(Element data from apps and pages)
..............................
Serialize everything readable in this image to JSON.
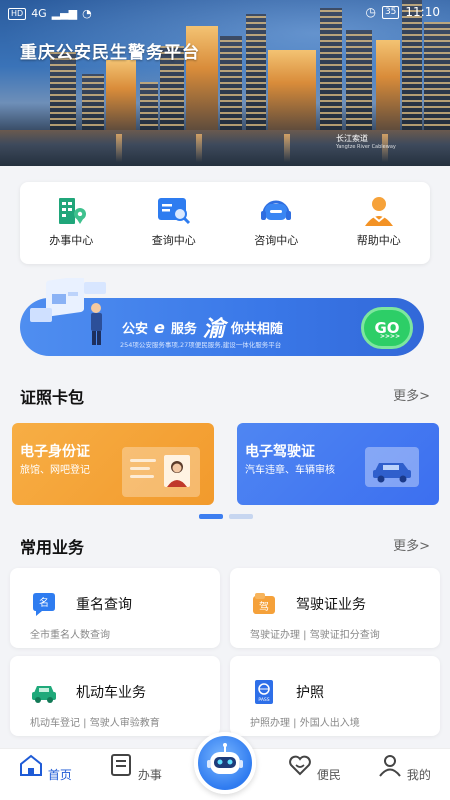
{
  "status_bar": {
    "sim_tag": "HD",
    "network": "4G",
    "battery": "35",
    "time": "11:10"
  },
  "hero": {
    "title": "重庆公安民生警务平台",
    "caption": "长江索道",
    "caption_sub": "Yangtze River Cableway"
  },
  "quick_links": [
    {
      "icon": "building-location-icon",
      "label": "办事中心"
    },
    {
      "icon": "search-card-icon",
      "label": "查询中心"
    },
    {
      "icon": "headset-icon",
      "label": "咨询中心"
    },
    {
      "icon": "person-helper-icon",
      "label": "帮助中心"
    }
  ],
  "banner": {
    "part1": "公安",
    "e": "e",
    "part2": "服务",
    "yu": "渝",
    "part3": "你共相随",
    "subtitle": "254项公安服务事项,27项便民服务,建设一体化服务平台",
    "go": "GO",
    "go_arrows": ">>>>"
  },
  "certificates": {
    "title": "证照卡包",
    "more": "更多>",
    "cards": [
      {
        "title": "电子身份证",
        "desc": "旅馆、网吧登记",
        "color": "#f4a33a"
      },
      {
        "title": "电子驾驶证",
        "desc": "汽车违章、车辆审核",
        "color": "#467af1"
      }
    ]
  },
  "services": {
    "title": "常用业务",
    "more": "更多>",
    "items": [
      {
        "icon": "name-query-icon",
        "badge": "名",
        "name": "重名查询",
        "desc": "全市重名人数查询"
      },
      {
        "icon": "license-folder-icon",
        "badge": "驾",
        "name": "驾驶证业务",
        "desc": "驾驶证办理 | 驾驶证扣分查询"
      },
      {
        "icon": "car-icon",
        "badge": "",
        "name": "机动车业务",
        "desc": "机动车登记 | 驾驶人审验教育"
      },
      {
        "icon": "passport-icon",
        "badge": "PASS",
        "name": "护照",
        "desc": "护照办理 | 外国人出入境"
      }
    ]
  },
  "tabbar": [
    {
      "icon": "home-icon",
      "label": "首页",
      "active": true
    },
    {
      "icon": "list-doc-icon",
      "label": "办事",
      "active": false
    },
    {
      "icon": "robot-icon",
      "label": "",
      "active": false
    },
    {
      "icon": "heart-icon",
      "label": "便民",
      "active": false
    },
    {
      "icon": "user-icon",
      "label": "我的",
      "active": false
    }
  ],
  "colors": {
    "primary": "#3d7ef0",
    "accent_green": "#2dce67",
    "orange": "#f4a33a"
  }
}
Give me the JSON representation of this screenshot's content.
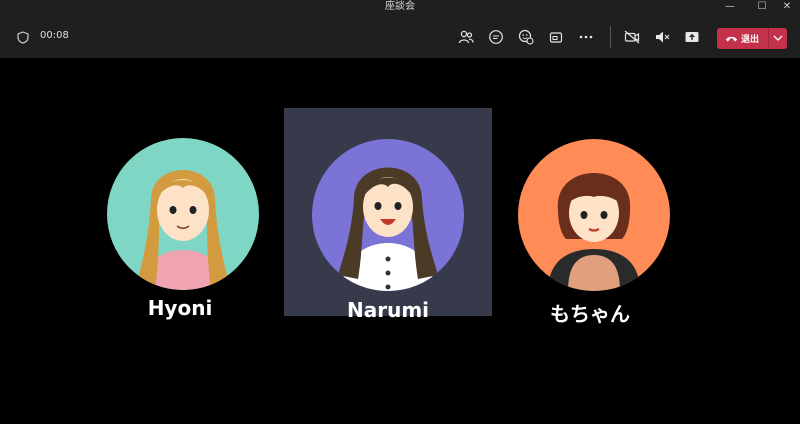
{
  "window": {
    "title": "座談会",
    "minimize_icon": "minimize-icon",
    "maximize_icon": "maximize-icon",
    "close_icon": "close-icon"
  },
  "toolbar": {
    "timer": "00:08",
    "icons": [
      "shield-icon",
      "people-icon",
      "chat-icon",
      "reactions-icon",
      "share-tray-icon",
      "more-icon",
      "camera-off-icon",
      "mic-muted-icon",
      "share-screen-icon"
    ],
    "leave_label": "退出"
  },
  "participants": [
    {
      "name": "Hyoni",
      "avatar_bg": "#7fd6c4",
      "active": false
    },
    {
      "name": "Narumi",
      "avatar_bg": "#7b73d6",
      "active": true
    },
    {
      "name": "もちゃん",
      "avatar_bg": "#ff8c57",
      "active": false
    }
  ],
  "colors": {
    "leave_button": "#c4314b",
    "active_tile": "#363a4b",
    "toolbar_bg": "#1f1f1f"
  }
}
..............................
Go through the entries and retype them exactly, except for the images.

Reply to the task:
Serialize everything readable in this image to JSON.
{
  "status_bar": {
    "sim_tag": "HD",
    "network": "4G",
    "battery": "35",
    "time": "11:10"
  },
  "hero": {
    "title": "重庆公安民生警务平台",
    "caption": "长江索道",
    "caption_sub": "Yangtze River Cableway"
  },
  "quick_links": [
    {
      "icon": "building-location-icon",
      "label": "办事中心"
    },
    {
      "icon": "search-card-icon",
      "label": "查询中心"
    },
    {
      "icon": "headset-icon",
      "label": "咨询中心"
    },
    {
      "icon": "person-helper-icon",
      "label": "帮助中心"
    }
  ],
  "banner": {
    "part1": "公安",
    "e": "e",
    "part2": "服务",
    "yu": "渝",
    "part3": "你共相随",
    "subtitle": "254项公安服务事项,27项便民服务,建设一体化服务平台",
    "go": "GO",
    "go_arrows": ">>>>"
  },
  "certificates": {
    "title": "证照卡包",
    "more": "更多>",
    "cards": [
      {
        "title": "电子身份证",
        "desc": "旅馆、网吧登记",
        "color": "#f4a33a"
      },
      {
        "title": "电子驾驶证",
        "desc": "汽车违章、车辆审核",
        "color": "#467af1"
      }
    ]
  },
  "services": {
    "title": "常用业务",
    "more": "更多>",
    "items": [
      {
        "icon": "name-query-icon",
        "badge": "名",
        "name": "重名查询",
        "desc": "全市重名人数查询"
      },
      {
        "icon": "license-folder-icon",
        "badge": "驾",
        "name": "驾驶证业务",
        "desc": "驾驶证办理 | 驾驶证扣分查询"
      },
      {
        "icon": "car-icon",
        "badge": "",
        "name": "机动车业务",
        "desc": "机动车登记 | 驾驶人审验教育"
      },
      {
        "icon": "passport-icon",
        "badge": "PASS",
        "name": "护照",
        "desc": "护照办理 | 外国人出入境"
      }
    ]
  },
  "tabbar": [
    {
      "icon": "home-icon",
      "label": "首页",
      "active": true
    },
    {
      "icon": "list-doc-icon",
      "label": "办事",
      "active": false
    },
    {
      "icon": "robot-icon",
      "label": "",
      "active": false
    },
    {
      "icon": "heart-icon",
      "label": "便民",
      "active": false
    },
    {
      "icon": "user-icon",
      "label": "我的",
      "active": false
    }
  ],
  "colors": {
    "primary": "#3d7ef0",
    "accent_green": "#2dce67",
    "orange": "#f4a33a"
  }
}
Give me the JSON representation of this screenshot's content.
{
  "window": {
    "title": "座談会",
    "minimize_icon": "minimize-icon",
    "maximize_icon": "maximize-icon",
    "close_icon": "close-icon"
  },
  "toolbar": {
    "timer": "00:08",
    "icons": [
      "shield-icon",
      "people-icon",
      "chat-icon",
      "reactions-icon",
      "share-tray-icon",
      "more-icon",
      "camera-off-icon",
      "mic-muted-icon",
      "share-screen-icon"
    ],
    "leave_label": "退出"
  },
  "participants": [
    {
      "name": "Hyoni",
      "avatar_bg": "#7fd6c4",
      "active": false
    },
    {
      "name": "Narumi",
      "avatar_bg": "#7b73d6",
      "active": true
    },
    {
      "name": "もちゃん",
      "avatar_bg": "#ff8c57",
      "active": false
    }
  ],
  "colors": {
    "leave_button": "#c4314b",
    "active_tile": "#363a4b",
    "toolbar_bg": "#1f1f1f"
  }
}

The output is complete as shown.